Amidst the buoyancy in the Indian equity capital markets, one important question has escaped attention: what is the annualised shareholder return for the MSCI India stock market index over the last 15 years?

Even with a tripling of India’s GDP since the end of 2007, and despite relative political stability, the Indian stock market has returned a mere 2.8 per cent annualised return in US dollars. By way of comparison, the MSCI World Index has returned three times this return over the same period.

Decomposing this 2.8 per cent annualised return, corporate earnings per share growth for Indian companies has barely grown 1.8 per cent per annum over the last 15 years, a reminder of the tenuous relationship between GDP growth and corporate profits. Add another 1 per cent per year which has accrued from dividends, and the story has been one of decidedly pedestrian returns.

For certain, starting points on valuations matter, so consider where we are today versus 15 years ago.

On an absolute basis, valuations are broadly where they were 15 years ago. On a relative basis, however, the valuation of the Indian equity market versus a benchmark of international companies has never been higher versus history. Should India trade at a premium given healthier growth prospects? Sure, it should. But the current premium did not even exist at the peak of the 2007 cycle, the last time such exuberance came to the fore. The disconnect in valuations is even more egregious in the small and mid-cap space.

Key takeaways

There are five implications for Indian equity investors.

First, the depreciation of the Indian rupee shaves off 4-5 per cent per annum from returns over extended periods of time. The rupee-dollar exchange rate, for example, has lost half its value from 40 to 80 over the last 15 years alone. Simply put, if you can earn a 10 per cent annualised return in US dollars, investing in international markets from a starting point like today (which corresponds to a ~15 per cent annualised return in rupees), you can double your capital every five years. I consider this to be an attractive return for an Indian investor. Why? Because such a return has been beaten only 20 per cent of the time in the last three decades over any five-year rolling period by the Indian index. com

Second, consider the benefits of diversification. The MSCI World Index outperformed MSCI India between 1993-2002, although the reverse happened between 2002-2007. Since the end of 2007, up until 2021, Indian markets have trailed. Adding international equities can serve as a powerful diversifier during a period in which the Indian equity market trails the global index (which has been roughly half the time over the last three decades on any rolling 5-year basis). Put differently, since the creation of the MSCI India index at the end of 1992, the Indian index returns of 8.5 per cent per annum in US dollar terms have just been able to keep up with the MSCI World index returns despite the massive re-rating in valuations seen for Indian companies. And this, despite a 11x increase in Indian GDP over this three-decade period.

Third, consider the composition of indices. The top ten stocks in India account for half the market, whereas the top stocks in the MSCI World index account for just 20 per cent of the market.
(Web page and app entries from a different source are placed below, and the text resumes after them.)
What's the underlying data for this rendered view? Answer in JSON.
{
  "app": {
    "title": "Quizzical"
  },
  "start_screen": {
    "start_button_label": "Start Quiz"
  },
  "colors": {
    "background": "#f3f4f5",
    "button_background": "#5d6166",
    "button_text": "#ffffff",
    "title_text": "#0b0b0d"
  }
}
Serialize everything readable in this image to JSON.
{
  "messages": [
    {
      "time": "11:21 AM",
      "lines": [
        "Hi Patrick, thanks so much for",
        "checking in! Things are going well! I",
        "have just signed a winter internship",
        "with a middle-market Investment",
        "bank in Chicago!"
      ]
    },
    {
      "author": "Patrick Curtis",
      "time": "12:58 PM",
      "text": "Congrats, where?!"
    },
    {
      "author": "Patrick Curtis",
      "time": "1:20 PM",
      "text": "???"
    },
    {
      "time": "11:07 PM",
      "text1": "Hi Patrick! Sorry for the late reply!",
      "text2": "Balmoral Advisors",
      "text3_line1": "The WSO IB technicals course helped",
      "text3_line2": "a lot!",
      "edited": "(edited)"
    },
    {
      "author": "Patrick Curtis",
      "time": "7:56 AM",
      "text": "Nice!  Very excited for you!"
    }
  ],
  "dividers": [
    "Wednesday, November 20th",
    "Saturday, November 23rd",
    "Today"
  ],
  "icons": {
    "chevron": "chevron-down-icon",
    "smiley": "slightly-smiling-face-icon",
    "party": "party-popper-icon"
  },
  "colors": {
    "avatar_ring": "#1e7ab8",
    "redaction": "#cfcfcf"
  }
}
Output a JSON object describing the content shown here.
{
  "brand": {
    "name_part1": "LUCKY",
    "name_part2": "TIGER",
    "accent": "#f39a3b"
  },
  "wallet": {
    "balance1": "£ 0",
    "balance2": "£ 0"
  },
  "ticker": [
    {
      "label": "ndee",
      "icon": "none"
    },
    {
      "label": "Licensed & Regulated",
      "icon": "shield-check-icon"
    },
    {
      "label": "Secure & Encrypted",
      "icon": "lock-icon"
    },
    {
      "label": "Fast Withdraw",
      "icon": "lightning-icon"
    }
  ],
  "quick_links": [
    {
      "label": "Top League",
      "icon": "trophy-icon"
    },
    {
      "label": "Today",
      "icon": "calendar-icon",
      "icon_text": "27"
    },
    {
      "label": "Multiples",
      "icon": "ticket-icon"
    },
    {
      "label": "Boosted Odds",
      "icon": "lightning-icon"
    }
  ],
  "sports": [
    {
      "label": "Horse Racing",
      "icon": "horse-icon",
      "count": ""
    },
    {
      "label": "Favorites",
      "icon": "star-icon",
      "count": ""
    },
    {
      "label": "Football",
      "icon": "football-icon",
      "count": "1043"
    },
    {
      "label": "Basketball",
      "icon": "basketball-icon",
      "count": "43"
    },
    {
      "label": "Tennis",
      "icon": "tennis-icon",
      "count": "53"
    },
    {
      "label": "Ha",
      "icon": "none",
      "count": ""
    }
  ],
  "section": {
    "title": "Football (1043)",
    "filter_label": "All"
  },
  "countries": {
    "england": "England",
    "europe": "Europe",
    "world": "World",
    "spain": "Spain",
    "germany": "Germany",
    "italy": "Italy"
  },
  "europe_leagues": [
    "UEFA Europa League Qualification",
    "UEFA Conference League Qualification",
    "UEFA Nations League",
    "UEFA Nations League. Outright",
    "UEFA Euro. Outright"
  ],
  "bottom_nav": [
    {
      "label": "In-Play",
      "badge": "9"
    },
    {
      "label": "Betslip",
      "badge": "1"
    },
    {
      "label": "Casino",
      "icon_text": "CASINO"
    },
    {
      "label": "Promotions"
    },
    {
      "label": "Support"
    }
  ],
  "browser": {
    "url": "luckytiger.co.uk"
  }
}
This suggests that there is far greater room for an international fund manager to add value by simply buying the 30 best businesses globally at reasonable valuations, which Indian investors simply cannot gain access to in one place. Investing in monopolies/ duopolies within the cutting-edge semiconductor, software, and global professional information services sector, is something Indian investors cannot gain access to by solely investing in Indian equities.

Fourth, investors should be wary of “home bias”, which refers to the tendency to invest one’s portfolio entirely in domestic equities, ignoring the benefits of diversification. This bias is driven more by patriotic emotions rather than objectivity: why else would only ~1% of Indians’ total savings pool be invested in international equities?

Fifth, when a rising tide of liquidity powered by domestic savings cannot gain access to international equities due to regulatory strictures around gaining access to international funds, such policies can result in booms and busts in the local equity market. Look no further than China to understand how policies designed to protect individual and national interests can sometimes have exactly the opposite effect. During periods of extreme valuation differentials such as today, investors should seek access to alternatives. The last three decades have clinically demonstrated why.

In conclusion, today is a great time to invest in some of the best businesses globally. This is not to say that India is not a great investment destination. It most certainly is. But geographic diversification is much like insurance: you should seek it when you feel you least need it.

The author is Founder & Chief Investment Officer, Lyptus Capital